The breaking news about Cuba is electrifying: the last vestiges of the (old) Cold War may finally be starting to thaw.
(I was born in the late ’60s so, as far as my own experience is concerned, the U.S. and Cuba have always been at odds.)
It’s notable to me that little more than an hour passed between the first announcement of the breakthrough and the appearance of this in The New York Times online:
(The original headline under which the article appeared was: “Obama Adds a Wild Card to the ’16 Political Deck”.)
As often happens, I found this too-quick turn toward presidential politicking to be more than a little grating.
It’s unfortunate that the language of public life has become so impoverished that “politics” generally means only “strategic maneuvering to get and hold power, and to use it for one’s own interests.” For news media, “political coverage” and “political analysis” are little more than a matter of book-making on whatever horse race is coming up next.

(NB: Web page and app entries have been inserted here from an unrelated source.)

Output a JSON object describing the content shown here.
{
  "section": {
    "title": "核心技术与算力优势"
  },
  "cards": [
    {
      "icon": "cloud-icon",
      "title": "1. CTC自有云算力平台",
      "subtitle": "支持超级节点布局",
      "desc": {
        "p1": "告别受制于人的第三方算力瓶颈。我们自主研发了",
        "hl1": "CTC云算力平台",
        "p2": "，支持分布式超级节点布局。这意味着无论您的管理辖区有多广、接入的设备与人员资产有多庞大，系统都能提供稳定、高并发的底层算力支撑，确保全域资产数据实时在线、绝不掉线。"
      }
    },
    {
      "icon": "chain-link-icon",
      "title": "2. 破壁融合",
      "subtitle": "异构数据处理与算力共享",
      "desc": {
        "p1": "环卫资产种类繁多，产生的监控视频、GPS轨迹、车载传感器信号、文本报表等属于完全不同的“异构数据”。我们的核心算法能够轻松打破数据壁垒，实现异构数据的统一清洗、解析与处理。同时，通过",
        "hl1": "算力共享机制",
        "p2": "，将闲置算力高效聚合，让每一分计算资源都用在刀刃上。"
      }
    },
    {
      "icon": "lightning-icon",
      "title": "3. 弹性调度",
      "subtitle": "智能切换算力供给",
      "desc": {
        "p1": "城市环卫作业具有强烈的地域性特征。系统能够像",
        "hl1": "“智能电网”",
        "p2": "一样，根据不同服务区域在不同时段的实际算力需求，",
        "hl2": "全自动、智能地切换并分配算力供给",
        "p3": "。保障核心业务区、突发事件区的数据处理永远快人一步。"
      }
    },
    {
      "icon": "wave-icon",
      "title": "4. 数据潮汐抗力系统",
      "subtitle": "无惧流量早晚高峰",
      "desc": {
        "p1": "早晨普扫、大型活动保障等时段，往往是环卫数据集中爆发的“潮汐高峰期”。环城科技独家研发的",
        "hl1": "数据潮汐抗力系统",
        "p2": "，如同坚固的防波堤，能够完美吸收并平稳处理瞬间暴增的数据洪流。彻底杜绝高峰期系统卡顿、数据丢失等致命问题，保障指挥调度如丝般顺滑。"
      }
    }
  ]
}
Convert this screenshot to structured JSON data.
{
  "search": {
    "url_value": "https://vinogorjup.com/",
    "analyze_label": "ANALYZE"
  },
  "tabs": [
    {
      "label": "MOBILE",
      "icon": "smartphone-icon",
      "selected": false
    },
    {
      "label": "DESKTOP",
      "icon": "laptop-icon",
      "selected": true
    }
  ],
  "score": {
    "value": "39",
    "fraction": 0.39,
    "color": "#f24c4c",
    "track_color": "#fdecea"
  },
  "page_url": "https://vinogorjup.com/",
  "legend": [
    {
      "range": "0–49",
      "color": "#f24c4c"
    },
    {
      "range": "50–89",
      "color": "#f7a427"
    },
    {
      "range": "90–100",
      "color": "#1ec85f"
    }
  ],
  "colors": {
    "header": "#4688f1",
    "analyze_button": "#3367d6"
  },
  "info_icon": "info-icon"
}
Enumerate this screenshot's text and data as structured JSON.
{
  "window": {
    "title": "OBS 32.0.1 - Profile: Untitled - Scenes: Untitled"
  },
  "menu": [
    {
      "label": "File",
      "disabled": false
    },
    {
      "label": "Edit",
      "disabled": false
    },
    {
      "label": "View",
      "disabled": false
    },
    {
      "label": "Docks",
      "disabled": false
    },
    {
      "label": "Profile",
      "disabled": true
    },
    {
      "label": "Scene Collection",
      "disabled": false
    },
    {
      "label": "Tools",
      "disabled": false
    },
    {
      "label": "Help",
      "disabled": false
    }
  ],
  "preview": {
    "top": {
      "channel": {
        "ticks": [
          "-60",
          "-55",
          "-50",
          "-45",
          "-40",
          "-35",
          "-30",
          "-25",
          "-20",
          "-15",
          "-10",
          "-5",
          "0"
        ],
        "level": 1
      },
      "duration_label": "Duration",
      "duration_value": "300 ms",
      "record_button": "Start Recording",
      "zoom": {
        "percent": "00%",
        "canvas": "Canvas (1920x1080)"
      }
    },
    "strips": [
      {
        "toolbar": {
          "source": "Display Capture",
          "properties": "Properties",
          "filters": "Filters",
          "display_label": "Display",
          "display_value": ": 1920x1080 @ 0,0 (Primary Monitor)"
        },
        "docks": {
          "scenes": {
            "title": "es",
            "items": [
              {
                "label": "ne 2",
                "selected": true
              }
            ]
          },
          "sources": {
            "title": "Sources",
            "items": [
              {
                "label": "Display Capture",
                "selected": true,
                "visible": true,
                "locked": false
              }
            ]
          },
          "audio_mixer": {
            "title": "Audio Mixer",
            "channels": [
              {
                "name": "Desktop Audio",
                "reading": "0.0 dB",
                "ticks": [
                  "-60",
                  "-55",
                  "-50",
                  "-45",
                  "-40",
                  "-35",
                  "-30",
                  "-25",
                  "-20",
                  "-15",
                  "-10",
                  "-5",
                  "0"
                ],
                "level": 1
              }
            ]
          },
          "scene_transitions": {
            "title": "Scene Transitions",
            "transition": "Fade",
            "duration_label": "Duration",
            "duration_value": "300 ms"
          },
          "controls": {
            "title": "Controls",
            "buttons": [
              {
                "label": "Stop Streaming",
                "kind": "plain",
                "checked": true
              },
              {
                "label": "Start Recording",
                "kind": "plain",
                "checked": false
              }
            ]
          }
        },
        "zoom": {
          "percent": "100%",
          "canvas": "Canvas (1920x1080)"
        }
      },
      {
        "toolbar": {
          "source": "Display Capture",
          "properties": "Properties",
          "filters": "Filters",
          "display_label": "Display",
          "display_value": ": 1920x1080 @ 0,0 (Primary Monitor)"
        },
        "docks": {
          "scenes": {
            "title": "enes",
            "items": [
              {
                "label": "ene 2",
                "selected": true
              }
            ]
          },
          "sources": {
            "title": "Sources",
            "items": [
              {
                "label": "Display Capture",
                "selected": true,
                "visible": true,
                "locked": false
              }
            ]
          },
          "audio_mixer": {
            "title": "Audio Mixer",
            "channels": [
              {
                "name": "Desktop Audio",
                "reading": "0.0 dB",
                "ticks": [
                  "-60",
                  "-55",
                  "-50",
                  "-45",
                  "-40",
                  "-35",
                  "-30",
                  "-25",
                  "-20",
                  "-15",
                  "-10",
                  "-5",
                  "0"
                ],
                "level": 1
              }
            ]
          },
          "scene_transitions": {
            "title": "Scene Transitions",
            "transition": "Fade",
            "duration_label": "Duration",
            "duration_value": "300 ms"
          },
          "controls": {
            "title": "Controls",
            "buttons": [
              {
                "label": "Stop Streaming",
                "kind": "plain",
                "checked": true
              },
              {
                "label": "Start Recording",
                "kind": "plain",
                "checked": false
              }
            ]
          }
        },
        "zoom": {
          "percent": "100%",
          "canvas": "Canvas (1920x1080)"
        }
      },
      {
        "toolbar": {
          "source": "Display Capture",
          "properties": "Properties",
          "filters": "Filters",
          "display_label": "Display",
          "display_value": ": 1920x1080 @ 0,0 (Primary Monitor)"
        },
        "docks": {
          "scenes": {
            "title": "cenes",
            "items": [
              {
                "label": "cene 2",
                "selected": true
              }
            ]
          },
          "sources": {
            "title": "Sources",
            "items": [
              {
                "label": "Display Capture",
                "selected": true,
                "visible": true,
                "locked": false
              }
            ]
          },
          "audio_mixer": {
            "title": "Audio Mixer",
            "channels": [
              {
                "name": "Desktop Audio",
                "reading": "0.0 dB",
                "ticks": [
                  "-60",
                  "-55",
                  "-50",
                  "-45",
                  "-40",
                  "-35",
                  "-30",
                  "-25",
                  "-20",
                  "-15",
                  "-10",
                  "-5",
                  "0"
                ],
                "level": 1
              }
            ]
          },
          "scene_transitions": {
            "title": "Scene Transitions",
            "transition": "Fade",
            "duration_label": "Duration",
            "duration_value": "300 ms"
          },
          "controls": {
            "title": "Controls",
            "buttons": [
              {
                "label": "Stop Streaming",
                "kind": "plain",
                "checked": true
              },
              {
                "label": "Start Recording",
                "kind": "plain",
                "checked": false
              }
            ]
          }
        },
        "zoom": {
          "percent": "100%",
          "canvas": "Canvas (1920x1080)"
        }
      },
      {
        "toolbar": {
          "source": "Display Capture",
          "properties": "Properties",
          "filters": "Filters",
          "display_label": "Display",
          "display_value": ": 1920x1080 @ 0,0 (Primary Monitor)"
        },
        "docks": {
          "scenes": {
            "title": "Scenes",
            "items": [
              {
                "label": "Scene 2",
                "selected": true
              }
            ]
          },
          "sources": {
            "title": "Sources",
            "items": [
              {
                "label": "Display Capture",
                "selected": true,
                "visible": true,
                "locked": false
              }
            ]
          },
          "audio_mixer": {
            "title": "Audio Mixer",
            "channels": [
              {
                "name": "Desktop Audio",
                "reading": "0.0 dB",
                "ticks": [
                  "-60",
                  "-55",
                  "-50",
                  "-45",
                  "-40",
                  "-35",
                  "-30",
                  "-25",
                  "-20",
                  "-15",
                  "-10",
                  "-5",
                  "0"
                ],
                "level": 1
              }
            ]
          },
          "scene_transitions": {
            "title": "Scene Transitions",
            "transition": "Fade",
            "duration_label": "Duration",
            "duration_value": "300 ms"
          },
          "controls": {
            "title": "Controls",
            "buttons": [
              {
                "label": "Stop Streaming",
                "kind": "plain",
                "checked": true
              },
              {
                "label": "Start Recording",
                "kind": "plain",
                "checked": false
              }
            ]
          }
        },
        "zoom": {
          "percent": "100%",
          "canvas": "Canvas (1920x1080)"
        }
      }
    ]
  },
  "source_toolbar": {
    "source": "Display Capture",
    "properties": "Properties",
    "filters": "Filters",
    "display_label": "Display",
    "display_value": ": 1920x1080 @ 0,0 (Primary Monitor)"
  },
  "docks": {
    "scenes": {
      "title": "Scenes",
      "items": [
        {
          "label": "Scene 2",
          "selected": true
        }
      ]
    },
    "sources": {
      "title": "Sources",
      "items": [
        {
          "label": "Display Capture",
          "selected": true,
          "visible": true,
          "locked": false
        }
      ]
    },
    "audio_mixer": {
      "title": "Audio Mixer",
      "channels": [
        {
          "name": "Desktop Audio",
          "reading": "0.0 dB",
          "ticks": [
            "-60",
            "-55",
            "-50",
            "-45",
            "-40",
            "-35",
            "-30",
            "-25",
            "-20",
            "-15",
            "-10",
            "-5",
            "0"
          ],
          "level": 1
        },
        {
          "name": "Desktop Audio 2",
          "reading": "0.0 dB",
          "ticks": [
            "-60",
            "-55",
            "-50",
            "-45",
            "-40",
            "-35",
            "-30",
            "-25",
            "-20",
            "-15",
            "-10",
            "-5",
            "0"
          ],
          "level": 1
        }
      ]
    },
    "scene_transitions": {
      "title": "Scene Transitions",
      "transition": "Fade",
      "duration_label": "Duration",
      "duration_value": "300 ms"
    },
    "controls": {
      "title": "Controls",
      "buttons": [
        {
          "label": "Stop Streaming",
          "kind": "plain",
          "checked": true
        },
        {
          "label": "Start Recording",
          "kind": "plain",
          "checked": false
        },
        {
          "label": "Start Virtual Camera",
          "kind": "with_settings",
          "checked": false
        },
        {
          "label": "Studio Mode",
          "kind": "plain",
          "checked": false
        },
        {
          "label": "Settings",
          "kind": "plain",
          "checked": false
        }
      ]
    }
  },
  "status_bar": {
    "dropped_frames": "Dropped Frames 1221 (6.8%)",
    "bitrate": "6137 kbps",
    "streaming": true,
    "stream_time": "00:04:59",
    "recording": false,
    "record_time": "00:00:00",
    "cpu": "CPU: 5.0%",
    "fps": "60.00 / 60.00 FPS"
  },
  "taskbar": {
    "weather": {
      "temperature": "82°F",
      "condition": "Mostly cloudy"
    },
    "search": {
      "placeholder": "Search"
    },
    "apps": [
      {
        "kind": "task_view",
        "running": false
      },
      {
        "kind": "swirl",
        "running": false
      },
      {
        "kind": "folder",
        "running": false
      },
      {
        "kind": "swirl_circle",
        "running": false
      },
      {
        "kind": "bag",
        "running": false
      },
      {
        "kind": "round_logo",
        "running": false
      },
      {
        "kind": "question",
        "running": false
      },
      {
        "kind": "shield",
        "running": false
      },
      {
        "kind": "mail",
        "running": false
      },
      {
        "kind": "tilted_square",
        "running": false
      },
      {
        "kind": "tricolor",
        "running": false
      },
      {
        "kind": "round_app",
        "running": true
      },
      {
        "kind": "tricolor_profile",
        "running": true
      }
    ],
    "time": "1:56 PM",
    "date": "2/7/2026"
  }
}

This is quite a come-down from the older meaning of the term, as when Aristotle, in his Nicomachean Ethics, describes politics as “the master science of the good.”
In Politics – literally “that which has to do with the City” – Aristotle combines what we would call political philosophy and political science, offering observations on how a City ought to be constituted and how a City can be made to function effectively. He also mixes in a bit of policy analysis, making substantive suggestions as to the content of certain policies – regarding city planning, for example, or marriage and reproduction – that are conducive to a well-governed City.
I suppose it would be futile to attempt to resuscitate the older and broader meaning of politics, but I would say that there are at least four separate political questions about the shift in U.S.-Cuba relations.
- Politics (as per political philosophy): Does the administration have the legitimate authority to make decisions about the relationship between the U.S. (and individual Americans) and Cuba (and individual Cubans)? Whence comes that authority?
- Policy Evaluation (in the normative sense): Is the existing policy both right and good? Does it serve the ends of justice, human dignity, and human well-being? Does the new policy do more or less to secure those ends?
- Policy Process (as per descriptive political science): How is the authority of the government of the United States structured so as to make it more or less difficult to make a change like the one proposed? How, in fact, did this decision come about, and by what means will it be put into effect?
- Politics (as per contemporary news media): How will this play with the [insert ideological affiliation here] base? How will this affect [insert prospective candidate here]’s strategic calculations in [insert year of upcoming major election here]?
Speaking for myself, I would like to see a lot more of 1 and 2 in media coverage of decisions like this one, and a lot less of 4.
In fact, I’ve been wondering about the degree to which the almost obsessive focus on 4 in the news may be driving some of the cynicism and detachment of American voters.
That may be a topic for a later post.